This is attested to by various deputies contacted by this newspaper. «It has been an unusual and very serious mistake. The stupefaction among the deputies is total. In all sectors. Veterans and young people. Hard and soft. "It is incomprehensible," says a representative with several legislatures already behind her. Another deputy is even harsher: «he was nonsense. You have one chance to say four well-said things... and you go out there? "He has left Cuca [Gamarra] in a bad light, who has said that those who speak in the co-official languages must be stopped from speaking before the reform comes into force," he adds. In fact, the PP spokesperson had argued that you cannot start doing something that has not yet been approved. Yesterday only the taking into consideration of the reform was voted on.
The criticisms compiled by this newspaper are very abundant. «People are outraged. We have lost a debate that we had won again. You say two words in Basque, you translate to yourself and explain that this can be done now, but to do half of the intervention in Basque...», laments another of the best-known deputies of the conservative bench. “Everyone was upset” when they heard it, he adds.

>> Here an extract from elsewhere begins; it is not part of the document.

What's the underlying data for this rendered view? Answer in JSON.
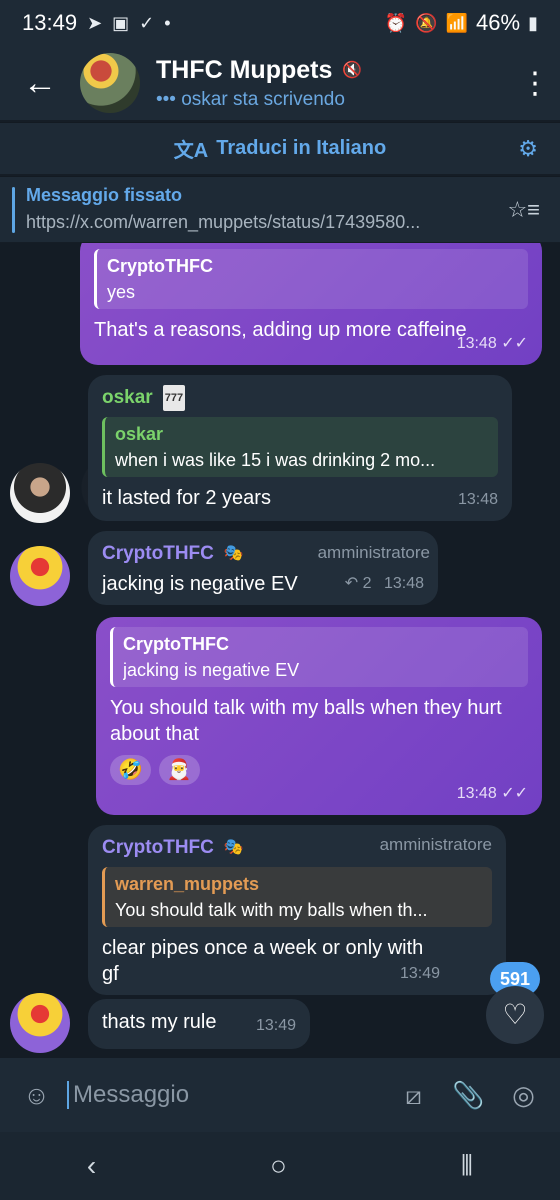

"Instead of talking" about the violation of the House's regulations, "they are talking about Sémper's speech," adds another parliamentarian. "We haven't understood it," says another. Especially because on Monday, at a press conference in Genoa, Sémper assured that the PP would not do "the canelo" and would speak in Spanish. "Have you done the cinnamon today?" another deputy prodded once the plenary session was over. “It has been contradictory,” he concluded.
At the weekend it was decided that Sémper would be the one to speak. "He is the message," they explain in Genoa. He had informed the management that he would include a paragraph in Basque (not three) to "show" that "it is not about promoting languages but about promoting a candidate," as a Genoa leader said later. The PP takes the edge off the controversy by ensuring that its group "is plural." "It is difficult to find someone who can teach Borja lessons in political courage," they add. "If 70% of your group does not understand you and you have to explain yourself, you have made a mistake," says one deputy.